The police officer they found pushed Jennings out of the streetcar, dirtying her clothes, and, she stated, “tauntingly told me to get redress if I could.”

Her case was soon brought to court, taken on by a 24-year-old Chester A. Arthur, the future twenty-first president. “What may have started as one woman’s individual protest had really become a class action.” writes Hewitt.

In February of 1855, Jennings was awarded $225 in damages. Furthermore, the New York State Supreme Court, Brooklyn Circuit ruled that African Americans could not be excluded from transit provided they were “sober, well behaved, and free from disease.”

Jennings worked as a teacher until the 1860s, then in 1895 established New York’s first kindergarten for African-American children in her home on West 41st Street. She died on June 5th, 1901. “Openly discriminatory practices in public transportation did come to an end in New York City during Elizabeth Jennings’ lifetime, after the New York State legislature passed the Civil Rights Act of 1873,” writes Hewitt. “If only because she started something far larger than herself and laid the groundwork for the further progress that was to come, she deserves a place of honor in the history of civil rights in New York.”

Near where she made her streetcar stand, there is public recognition of her legacy. In 2007, a street sign was installed at Spruce Street and Park Row, renaming this corner of Manhattan “Elizabeth Jennings Place.”

Oh, and there is a book: https://bookshop.org/books/streetcar-to-justice-how-elizabeth-jennings-won-the-right-to-ride-in-new-york/9780062673602

As Seen on West 126th Street

Kudos to Metropolitan Hospital
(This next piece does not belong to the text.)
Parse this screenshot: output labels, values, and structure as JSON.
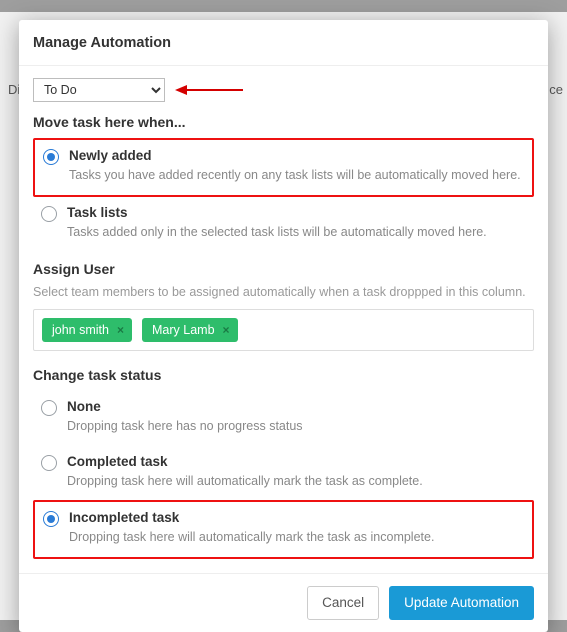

The Metropolitan Hospital – as a part of NYC Health + Hospitals – has announced it will participate in a “Medical Eracism” initiative to eliminate biased, race-based assessments used for decades in hospitals and clinics across the country to influence medical decisions that have been found to negatively impact the quality of care patients of color receive. The public health care system has already eliminated two common diagnostic tests – for kidney disease and vaginal birth after a cesarean delivery (VBAC) – that have embedded race-based calculations for severity of illness and risk, and can lead to implicit biases and errors in diagnosis and treatment. This initiative builds on the health system’s commitment to eliminate implicit bias in health care and provide equitable, quality care to more than one million New Yorkers who choose NYC Health + Hospitals as their medical home. For more information visit here.

Metropolitan has also been named “America’s most racially inclusive hospital” in the 2021 Lown Hospitals Index, the first ranking to examine the racial inclusivity of over 3,200 U.S. hospitals. For more information on the rankings, visit here.

Seen on FDB

CB11 Wants to Hear From You

Manhattan CB11 is seeking your input to help determine East Harlem’s greatest needs and budget priorities for the upcoming fiscal year. You can participate in the annual budget process by filling out the Public Input Survey today! We will be accepting responses through August 22, 2021. 
Access the survey here: https://forms.gle/qHEr3WvVrxcH2kNa6

For more information, please contact the community board office at
(212)831-8929 or [email protected].